Engineering Approaches to Biomolecular Motors: From in vitro to in vivo Poster Abstracts
36-POS Board 36 Fungal Space Searching Can Outperform Standard Algorithms Hsin-Yu V. Lin , Dan V. Nicolau, McGill University, Department of Bioengineering, Canada.

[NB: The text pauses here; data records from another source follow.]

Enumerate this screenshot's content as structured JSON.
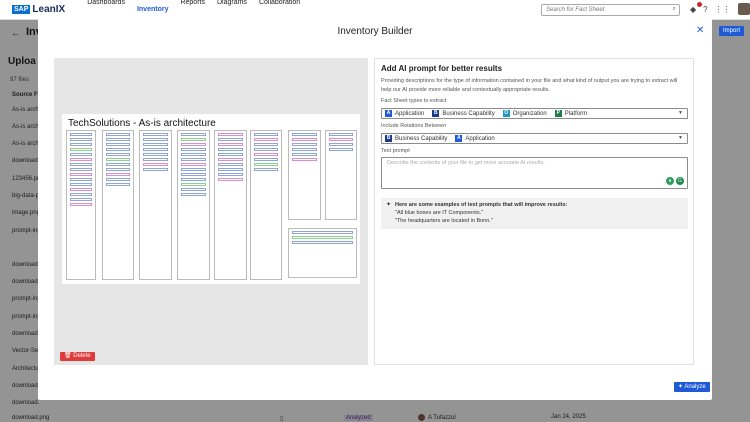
{
  "app": {
    "sap": "SAP",
    "name": "LeanIX"
  },
  "nav": [
    "Dashboards",
    "Inventory",
    "Reports",
    "Diagrams",
    "Collaboration"
  ],
  "search": {
    "placeholder": "Search for Fact Sheet"
  },
  "notifications": {
    "count": "9+"
  },
  "background": {
    "title": "Inv",
    "subtitle": "Uploa",
    "files_count": "97 files",
    "column_header": "Source Fi",
    "import_label": "Import",
    "rows": [
      "As-is archite",
      "As-is archit",
      "As-is archit",
      "download-",
      "123456.pn",
      "big-data-p",
      "image.png",
      "prompt-inp",
      "download3",
      "download3",
      "prompt-inp",
      "prompt-inp",
      "download3",
      "Vector-Sea",
      "Architectu",
      "download.",
      "download.",
      "download.png"
    ],
    "last_row": {
      "status": "Analyzed",
      "user": "A Tufazzul",
      "date": "Jan 24, 2025"
    }
  },
  "modal": {
    "title": "Inventory Builder",
    "preview": {
      "doc_title": "TechSolutions - As-is architecture",
      "delete_label": "Delete"
    },
    "prompt": {
      "heading": "Add AI prompt for better results",
      "description": "Providing descriptions for the type of information contained in your file and what kind of output you are trying to extract will help our AI provide more reliable and contextually appropriate results.",
      "fact_types_label": "Fact Sheet types to extract",
      "fact_types": [
        {
          "letter": "A",
          "label": "Application",
          "color": "#1f5ad6"
        },
        {
          "letter": "B",
          "label": "Business Capability",
          "color": "#1a3c8c"
        },
        {
          "letter": "O",
          "label": "Organization",
          "color": "#2196c9"
        },
        {
          "letter": "P",
          "label": "Platform",
          "color": "#1e7f4a"
        }
      ],
      "relations_label": "Include Relations Between",
      "relations": [
        {
          "letter": "B",
          "label": "Business Capability",
          "color": "#1a3c8c"
        },
        {
          "letter": "A",
          "label": "Application",
          "color": "#1f5ad6"
        }
      ],
      "text_prompt_label": "Text prompt",
      "text_prompt_placeholder": "Describe the contents of your file to get more accurate AI results.",
      "tips_heading": "Here are some examples of text prompts that will improve results:",
      "tips": [
        "\"All blue boxes are IT Components.\"",
        "\"The headquarters are located in Bonn.\""
      ]
    },
    "analyze_label": "Analyze"
  }
}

The ecological success of basidiomycetous fungi, accounting for ~30% of known fungal species, can be attributed to the efficient expansion of branched filaments (hyphae) when seeking out nutritional resources in the surrounding environment. Despite the fact that these fungi naturally colonize 3D micro-structured media, their growth behaviour has been primarily studied on flat surfaces. Fortunately, microfluidics provides a versatile methodology for the probing the fungal various space search strategies. Solving mazes is a difficult algorithmic exercise, which is why mazes are used to estimate the optimality of the behavioural response, or intelligence, of many higher organisms including ants, bees, mice, rats, octopi, and humans, as well as artificial intelligence-enabled robots. When presented to “intelligence-testing” geometries, e.g., mazes, fungi use a natural program for searching the available space. While different species present different variants of this fungal program, its framework is common and it consists of the interplay of two ‘sub-routines’: collision-induced branching, and directional memory. These studies also demonstrated that the natural program comprising the two ‘sub-routines’ is markedly superior to variants where one of these is, or both are suppressed. A comparison of the performance of the natural algorithm against those of several standard space searching ones revealed that fungi consistently outperforms Depth-First-Search (DFS) algorithm. Although the performance of the natural algorithms is inferior to that of’ informed algorithms’, e.g., A*, this under-performance does not importantly increase with the increase of the size of the maze. These findings encourage a systematic effort to harvest the natural space searching algorithms used by microorganisms, which, if efficient, can be reverse-engineered for graph and tree search strategies